The diary, memories, thoughts, actions and intentions of John May MBE, someone committed to Family, Talking Newspapers and Lions Clubs International
Tuesday, 21 February 2017
Dudmaston Hall - Shropshire
About an hour from where we live, near to one of our favourite towns to visit - Bridgnorth - is the village of Quatt and the estate that is know as Dudmaston Hall.
Relatives of the Wolryche family have been in residence on the estate since 1403. Either directly or sometimes convolutedly the estate remained in family hands until it became the responsibility of the National Trust.
Some good things happened over the centuries, but also a lot of what could go wrong, did.
The house that had been on the site since the 15th century was replaced by a fortified manor house some 100 years later. Family fortunes seemed to be rising when the title of Baronet was awarded to the family by King Charles I in 1641.
John Wolrych took over the estate in 1668 and began to built what is known as the Dower House, Quatt in 1685, but it was never finished in his lifetime. Eventually an effort was made to build a new sandstone grand house, but mismanagement and bad debts took their toll. Eventually Mary Wolryche took over in 1723 and she seemed to be the sensible member of the family. The house was restored and then completed and a period of development grew.
William Whitmore took over and in 1774 he commissioned the development of the gardens to what we see today. The Quatt Brook was diverted and the ground landscaped to form a lake. The gardens were developed formally and much of the estate was turned to farming, which it still is.

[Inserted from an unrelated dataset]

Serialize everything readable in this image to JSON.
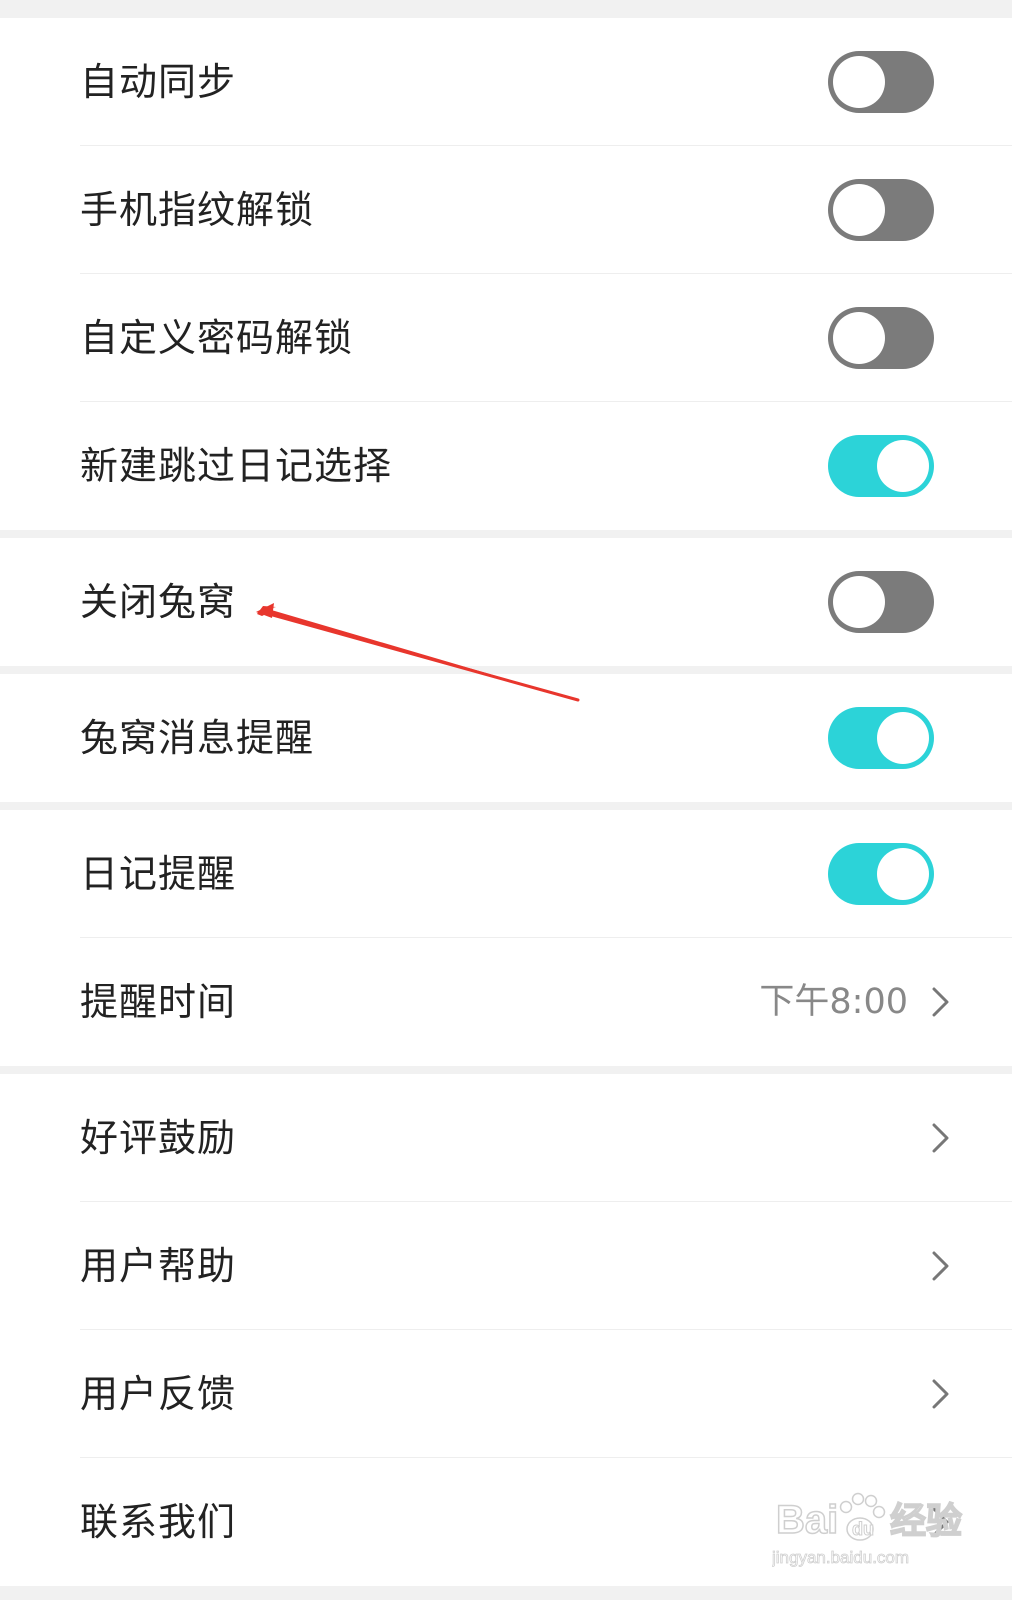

The grounds are attractive in their own right. The hall houses what the National Trust describe as one of the finest art exhibitions in the country.